Feb. 7—More than five days after the due date for a cryptocurrency mining company in the Falls to stop operating and deliver a check for more than half a million dollars in fines to the city, the facility continues to operate and there is no cash in the municipal coffers.
That’s because lawyers representing the Falls and U.S. Bitcoin have failed to agree on the language of a draft order to enforce a ruling by State Supreme Court Justice Edward Pace that found that a crypto-mining facility on Buffalo Avenue was deliberately operating in violation of the city’s zoning code.
Pace ruled on Jan. 25, that if U.S. Bitcoin continued to operate their Buffalo Avenue facility, he would impose fines of $10,000 a day through Feb. 1 and then increase the fines to $25,000 a day until the cryptocurrency mining stopped. The justice imposed the fines, dating back to Dec. 9, when Supreme Court Justice Frank Sedita III first issued a temporary restraining order (TRO) that directed U.S. Data Technologies Group Ltd. and U.S. Data Mining Group Inc, doing business as U.S. Bitcoin, to stop operating while lawyers for the Falls sought a preliminary injunction to force their cryptocurrency mining facility to comply with a new zoning ordinance governing high energy use industries.
“If, by January 31, (the cryptocurrency mining operation) has not shut down, then a check should be delivered to the city of Niagara Falls on February 1 for $540,000,” Pace said in his ruling from the bench.
However, Pace directed lawyers representing the city to draft an order for him to sign that would enforce his ruling. In such cases, the attorneys who draft an order routinely share it with opposing counsel.
In this case, the attorney representing U.S. Bitcoin, John Bartolomei, has reportedly raised objections “to every proposed draft order.” The Gazette has learned that Pace has given the lawyers in the case until Wednesday to resolve the objections or the justice is prepared to either adopt one of the current drafts from the city’s lawyers or craft his own order.

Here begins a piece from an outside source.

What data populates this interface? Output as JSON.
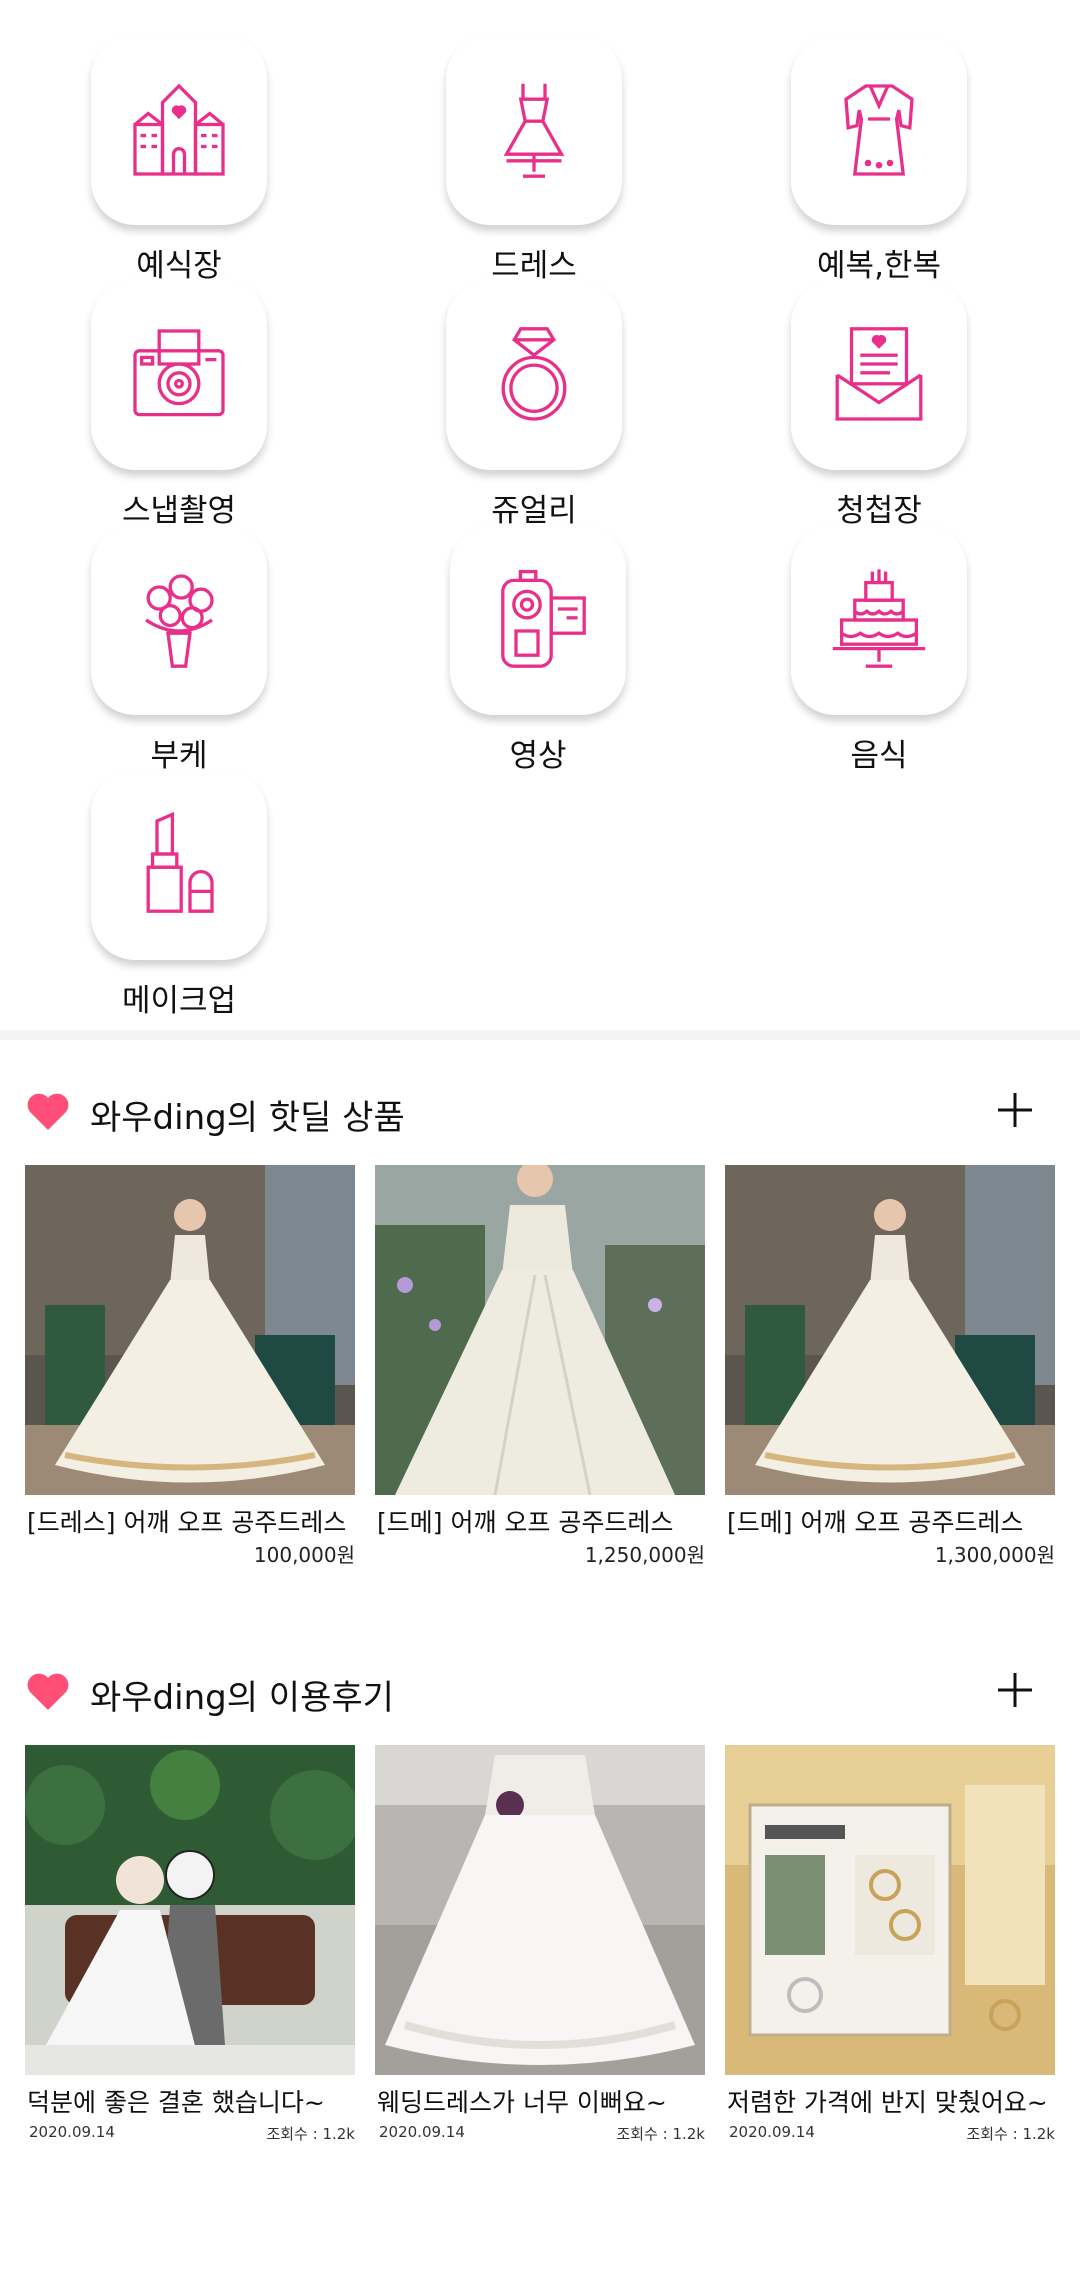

A check by a Gazette reporter on Monday afternoon showed that the U.S. Bitcoin facility was continuing to operate. That operation would mean that fines against the company are continuing to accrue.
Bartolomei, who vigorously protested Pace’s ruling, has indicated that he would appeal the decision to the State Supreme Court Appellate Division Fourth Department in Rochester. However, as of Monday, no appeal has been filed and so Pace’s decision remains in place.
Attorneys for the Falls had asked Sedita, who recently transferred some of his caseload to Pace, to find U.S. Bitcoin in contempt of court for violating his TRO that directed them to shut down their Buffalo Avenue facility, which the city charges is creating “a public nuisance” and engaging in “ongoing violations” of the city’s Zoning Code.
Sedita issued the restraining order on Dec. 1. It directed U.S. Bitcoin to cease “engag(ing) in “any and all forms of cryptocurrency mining” pending the outcome of a hearing on the city’s request for a preliminary injunction that seeks to shutdown three cryptocurrency mining facilities currently operating in the city “unless and until” they comply with a recently enacted series of amendments to the city’s Zoning Code that govern the location and operation of high-energy use industries such as data centers and crypto-mining facilities.
City lawyers have noted that one of the crypto-mining facilities immediately shut down its operations when the Falls filed its motion for the preliminary injunction. That facility has since begun the process of applying for permits to re-open.
A second facility has been shuttered since the summer because of a fire in a substation on its property.
However, Dan Spitzer, an outside special counsel to the city on zoning matters, has argued that U.S. Bitcoin has “thumbed its nose” at Sedita’s TRO.
On Dec. 8, the city filed its request for a contempt citation asking Sedita, and now Pace, to impose a “daily fine” against U.S. Bitcoin for it’s alleged ongoing violations of the temporary restraining order. City lawyers have also asked Pace to issue an order directing National Grid to cut off electrical power to the property U.S. Bitcoin rents.
Pace has set a date for further hearings on that request.
Bartolomei, who has asked Pace to dismiss the city’s motion for a preliminary injunction, vacate or modify Sedita’s TRO and not find U.S. Bitcoin guilty of contempt, said forcing his client to stop operating would cause “impermissible damage” to his client’s business. He said the Buffalo Avenue facility has more than 12,000 computers “connected in a complicated system” and using “expensive software.”
“The abrupt shutdown of these systems will cause impermissible damage,” Bartolomei told the justice. “If this facility is damaged it will be in the vicinity of $20 to $30 million and the city doesn’t have the money (to pay for that damage). It’s an abuse of power. A tyrannical abuse of power.”
However, Edward Perlman, another outside counsel for the city, has told the court that U.S. Bitcoin is resisting shutting down because its operations are creating an average of four coins a day, with an individual value of $20,000 each.